Growth: Not bad, considering the conditions. Like most paste tomatoes, Rio Grande is a determinant. Last year's paste tomato was Hawkins Plum, and Rio Grande did much better than Hawkins Plum did last year. One notable thing was that RG had no Blossom End Rot! Last year I lost about half my HP fruit to BER, but this year, under much worse weather conditions, RG had no BER at all. I'm sure that if they would have gotten more water this year, I would have had enough Rio Grande tomatoes to can some sauce.
Grow again?: Yes. I saved seeds from this variety and plan on growing it again. I think this has a lot of potential to be a good canning tomato during a year with better weather.
Oh, and if you remember which tomatoes I said I planted this spring, you may be wondering what happened to Arkansas Traveller. I think I planted them out too late. They never managed to set fruit before I had to quit watering the tomatoes due to the water restrictions. I still have plenty more seeds left, so I'll give them another chance next year. It's not really fair to compare them to tomato varieties I planted out much earlier than them. I've heard a lot of good things about AT's performance in hot climates, so I look forward to giving them a fair chance next year.

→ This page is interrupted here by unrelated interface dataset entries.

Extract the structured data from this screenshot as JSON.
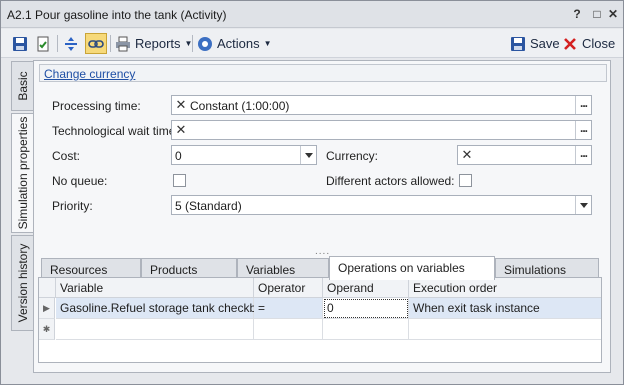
{
  "window": {
    "title": "A2.1 Pour gasoline into the tank (Activity)",
    "controls": [
      "?",
      "□",
      "✕"
    ]
  },
  "toolbar": {
    "reports_label": "Reports",
    "actions_label": "Actions",
    "save_label": "Save",
    "close_label": "Close"
  },
  "side_tabs": [
    "Basic",
    "Simulation properties",
    "Version history"
  ],
  "form": {
    "link": "Change currency",
    "processing_time_label": "Processing time:",
    "processing_time_value": "Constant (1:00:00)",
    "wait_time_label": "Technological wait time:",
    "wait_time_value": "",
    "cost_label": "Cost:",
    "cost_value": "0",
    "currency_label": "Currency:",
    "currency_value": "",
    "no_queue_label": "No queue:",
    "different_actors_label": "Different actors allowed:",
    "priority_label": "Priority:",
    "priority_value": "5 (Standard)",
    "splitter": "....",
    "clear_glyph": "✕",
    "dots_glyph": "..."
  },
  "bottom_tabs": [
    "Resources",
    "Products",
    "Variables",
    "Operations on variables",
    "Simulations"
  ],
  "grid": {
    "columns": [
      "Variable",
      "Operator",
      "Operand",
      "Execution order"
    ],
    "rows": [
      {
        "variable": "Gasoline.Refuel storage tank checkbox",
        "operator": "=",
        "operand": "0",
        "order": "When exit task instance"
      }
    ],
    "row_marker": "▶",
    "new_row_marker": "✱"
  },
  "colors": {
    "accent_link": "#1f4fa5",
    "close_red": "#d42020",
    "selected_row": "#dde7f5"
  }
}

This year I am also growing fall tomatoes as an experiment. To be fair, I only planted varieties I already grew this spring, to see how they do in the fall. I planted the rest of my original Rio Grande seeds, but only one plant came up (good thing I already saved seeds). I also planted some more Bloody Butcher tomatoes (trying to use those seeds up) and Cherokee Purple and have several plants of each of those. I'll let you know how they do. Who knows, maybe Bloody Butcher will redeem itself as a fall crop.